TASK ITEM: Exact reproduction of every entry is required.

SUPPLIED MATERIAL:

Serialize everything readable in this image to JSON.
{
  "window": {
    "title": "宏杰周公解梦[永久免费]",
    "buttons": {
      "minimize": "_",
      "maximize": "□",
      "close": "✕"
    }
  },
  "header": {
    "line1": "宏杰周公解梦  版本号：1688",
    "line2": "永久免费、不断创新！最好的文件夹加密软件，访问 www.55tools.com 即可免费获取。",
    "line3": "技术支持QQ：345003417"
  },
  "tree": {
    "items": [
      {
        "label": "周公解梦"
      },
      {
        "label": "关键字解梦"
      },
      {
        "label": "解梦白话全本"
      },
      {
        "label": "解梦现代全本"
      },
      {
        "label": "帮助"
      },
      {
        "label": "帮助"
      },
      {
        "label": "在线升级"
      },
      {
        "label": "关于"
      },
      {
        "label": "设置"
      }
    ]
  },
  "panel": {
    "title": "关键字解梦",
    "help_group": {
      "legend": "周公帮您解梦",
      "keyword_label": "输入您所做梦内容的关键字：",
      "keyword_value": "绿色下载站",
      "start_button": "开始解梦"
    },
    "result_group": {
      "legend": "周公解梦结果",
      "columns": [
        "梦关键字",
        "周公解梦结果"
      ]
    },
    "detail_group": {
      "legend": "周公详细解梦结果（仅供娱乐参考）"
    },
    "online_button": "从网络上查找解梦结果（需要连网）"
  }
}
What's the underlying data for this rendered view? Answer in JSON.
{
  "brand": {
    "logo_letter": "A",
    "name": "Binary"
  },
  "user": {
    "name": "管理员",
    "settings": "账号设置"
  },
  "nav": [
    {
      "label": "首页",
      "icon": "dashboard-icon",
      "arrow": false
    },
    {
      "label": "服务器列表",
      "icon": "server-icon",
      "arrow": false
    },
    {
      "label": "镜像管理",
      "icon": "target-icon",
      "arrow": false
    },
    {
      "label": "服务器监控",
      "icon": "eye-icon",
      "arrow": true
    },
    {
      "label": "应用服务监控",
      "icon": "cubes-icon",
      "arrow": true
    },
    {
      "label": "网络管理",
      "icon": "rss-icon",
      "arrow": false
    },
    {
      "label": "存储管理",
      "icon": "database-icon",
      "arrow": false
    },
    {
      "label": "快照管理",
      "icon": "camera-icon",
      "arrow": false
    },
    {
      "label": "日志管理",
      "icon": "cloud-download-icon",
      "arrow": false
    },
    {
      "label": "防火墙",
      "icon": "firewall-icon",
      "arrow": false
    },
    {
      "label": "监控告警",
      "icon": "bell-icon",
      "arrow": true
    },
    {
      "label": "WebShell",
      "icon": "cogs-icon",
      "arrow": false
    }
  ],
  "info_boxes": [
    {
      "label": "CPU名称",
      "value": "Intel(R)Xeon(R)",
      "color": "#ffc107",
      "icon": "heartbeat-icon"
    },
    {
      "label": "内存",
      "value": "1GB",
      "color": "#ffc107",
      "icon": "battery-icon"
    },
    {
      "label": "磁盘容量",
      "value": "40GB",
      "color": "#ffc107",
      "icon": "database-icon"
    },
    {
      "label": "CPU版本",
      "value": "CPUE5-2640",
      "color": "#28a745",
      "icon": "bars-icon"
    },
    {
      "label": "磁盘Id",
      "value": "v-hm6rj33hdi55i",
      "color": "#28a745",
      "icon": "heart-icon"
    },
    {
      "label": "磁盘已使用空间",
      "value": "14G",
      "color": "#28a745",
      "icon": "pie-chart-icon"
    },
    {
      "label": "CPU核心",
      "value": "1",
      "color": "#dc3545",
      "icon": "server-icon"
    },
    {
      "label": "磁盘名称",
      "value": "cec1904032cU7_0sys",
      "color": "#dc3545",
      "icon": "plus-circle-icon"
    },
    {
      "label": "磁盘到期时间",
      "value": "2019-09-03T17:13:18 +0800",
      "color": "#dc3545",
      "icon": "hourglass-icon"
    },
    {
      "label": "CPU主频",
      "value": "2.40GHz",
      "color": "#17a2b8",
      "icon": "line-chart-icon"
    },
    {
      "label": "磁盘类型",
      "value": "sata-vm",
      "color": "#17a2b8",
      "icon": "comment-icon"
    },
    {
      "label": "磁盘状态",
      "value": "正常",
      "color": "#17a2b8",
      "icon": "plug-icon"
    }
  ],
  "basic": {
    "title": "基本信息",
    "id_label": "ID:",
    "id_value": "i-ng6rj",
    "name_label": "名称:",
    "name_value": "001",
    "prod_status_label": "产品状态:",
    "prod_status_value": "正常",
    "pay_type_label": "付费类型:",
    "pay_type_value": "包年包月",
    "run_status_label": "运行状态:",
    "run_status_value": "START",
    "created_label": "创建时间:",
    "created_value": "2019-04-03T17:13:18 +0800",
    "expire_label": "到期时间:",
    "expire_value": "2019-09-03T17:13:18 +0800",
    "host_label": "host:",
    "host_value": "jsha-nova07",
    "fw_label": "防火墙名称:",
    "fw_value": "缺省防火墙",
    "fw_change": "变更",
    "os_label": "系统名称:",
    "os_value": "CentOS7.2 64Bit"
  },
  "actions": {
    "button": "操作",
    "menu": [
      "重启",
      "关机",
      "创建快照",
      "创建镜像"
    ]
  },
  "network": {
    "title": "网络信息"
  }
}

RESPONSE TO THE TASK:
Serialize everything readable in this image to JSON.
{
  "window": {
    "title": "宏杰周公解梦[永久免费]",
    "buttons": {
      "minimize": "_",
      "maximize": "□",
      "close": "✕"
    }
  },
  "header": {
    "line1": "宏杰周公解梦  版本号：1688",
    "line2": "永久免费、不断创新！最好的文件夹加密软件，访问 www.55tools.com 即可免费获取。",
    "line3": "技术支持QQ：345003417"
  },
  "tree": {
    "items": [
      {
        "label": "周公解梦"
      },
      {
        "label": "关键字解梦"
      },
      {
        "label": "解梦白话全本"
      },
      {
        "label": "解梦现代全本"
      },
      {
        "label": "帮助"
      },
      {
        "label": "帮助"
      },
      {
        "label": "在线升级"
      },
      {
        "label": "关于"
      },
      {
        "label": "设置"
      }
    ]
  },
  "panel": {
    "title": "关键字解梦",
    "help_group": {
      "legend": "周公帮您解梦",
      "keyword_label": "输入您所做梦内容的关键字：",
      "keyword_value": "绿色下载站",
      "start_button": "开始解梦"
    },
    "result_group": {
      "legend": "周公解梦结果",
      "columns": [
        "梦关键字",
        "周公解梦结果"
      ]
    },
    "detail_group": {
      "legend": "周公详细解梦结果（仅供娱乐参考）"
    },
    "online_button": "从网络上查找解梦结果（需要连网）"
  }
}
What's the underlying data for this rendered view? Answer in JSON.
{
  "brand": {
    "logo_letter": "A",
    "name": "Binary"
  },
  "user": {
    "name": "管理员",
    "settings": "账号设置"
  },
  "nav": [
    {
      "label": "首页",
      "icon": "dashboard-icon",
      "arrow": false
    },
    {
      "label": "服务器列表",
      "icon": "server-icon",
      "arrow": false
    },
    {
      "label": "镜像管理",
      "icon": "target-icon",
      "arrow": false
    },
    {
      "label": "服务器监控",
      "icon": "eye-icon",
      "arrow": true
    },
    {
      "label": "应用服务监控",
      "icon": "cubes-icon",
      "arrow": true
    },
    {
      "label": "网络管理",
      "icon": "rss-icon",
      "arrow": false
    },
    {
      "label": "存储管理",
      "icon": "database-icon",
      "arrow": false
    },
    {
      "label": "快照管理",
      "icon": "camera-icon",
      "arrow": false
    },
    {
      "label": "日志管理",
      "icon": "cloud-download-icon",
      "arrow": false
    },
    {
      "label": "防火墙",
      "icon": "firewall-icon",
      "arrow": false
    },
    {
      "label": "监控告警",
      "icon": "bell-icon",
      "arrow": true
    },
    {
      "label": "WebShell",
      "icon": "cogs-icon",
      "arrow": false
    }
  ],
  "info_boxes": [
    {
      "label": "CPU名称",
      "value": "Intel(R)Xeon(R)",
      "color": "#ffc107",
      "icon": "heartbeat-icon"
    },
    {
      "label": "内存",
      "value": "1GB",
      "color": "#ffc107",
      "icon": "battery-icon"
    },
    {
      "label": "磁盘容量",
      "value": "40GB",
      "color": "#ffc107",
      "icon": "database-icon"
    },
    {
      "label": "CPU版本",
      "value": "CPUE5-2640",
      "color": "#28a745",
      "icon": "bars-icon"
    },
    {
      "label": "磁盘Id",
      "value": "v-hm6rj33hdi55i",
      "color": "#28a745",
      "icon": "heart-icon"
    },
    {
      "label": "磁盘已使用空间",
      "value": "14G",
      "color": "#28a745",
      "icon": "pie-chart-icon"
    },
    {
      "label": "CPU核心",
      "value": "1",
      "color": "#dc3545",
      "icon": "server-icon"
    },
    {
      "label": "磁盘名称",
      "value": "cec1904032cU7_0sys",
      "color": "#dc3545",
      "icon": "plus-circle-icon"
    },
    {
      "label": "磁盘到期时间",
      "value": "2019-09-03T17:13:18 +0800",
      "color": "#dc3545",
      "icon": "hourglass-icon"
    },
    {
      "label": "CPU主频",
      "value": "2.40GHz",
      "color": "#17a2b8",
      "icon": "line-chart-icon"
    },
    {
      "label": "磁盘类型",
      "value": "sata-vm",
      "color": "#17a2b8",
      "icon": "comment-icon"
    },
    {
      "label": "磁盘状态",
      "value": "正常",
      "color": "#17a2b8",
      "icon": "plug-icon"
    }
  ],
  "basic": {
    "title": "基本信息",
    "id_label": "ID:",
    "id_value": "i-ng6rj",
    "name_label": "名称:",
    "name_value": "001",
    "prod_status_label": "产品状态:",
    "prod_status_value": "正常",
    "pay_type_label": "付费类型:",
    "pay_type_value": "包年包月",
    "run_status_label": "运行状态:",
    "run_status_value": "START",
    "created_label": "创建时间:",
    "created_value": "2019-04-03T17:13:18 +0800",
    "expire_label": "到期时间:",
    "expire_value": "2019-09-03T17:13:18 +0800",
    "host_label": "host:",
    "host_value": "jsha-nova07",
    "fw_label": "防火墙名称:",
    "fw_value": "缺省防火墙",
    "fw_change": "变更",
    "os_label": "系统名称:",
    "os_value": "CentOS7.2 64Bit"
  },
  "actions": {
    "button": "操作",
    "menu": [
      "重启",
      "关机",
      "创建快照",
      "创建镜像"
    ]
  },
  "network": {
    "title": "网络信息"
  }
}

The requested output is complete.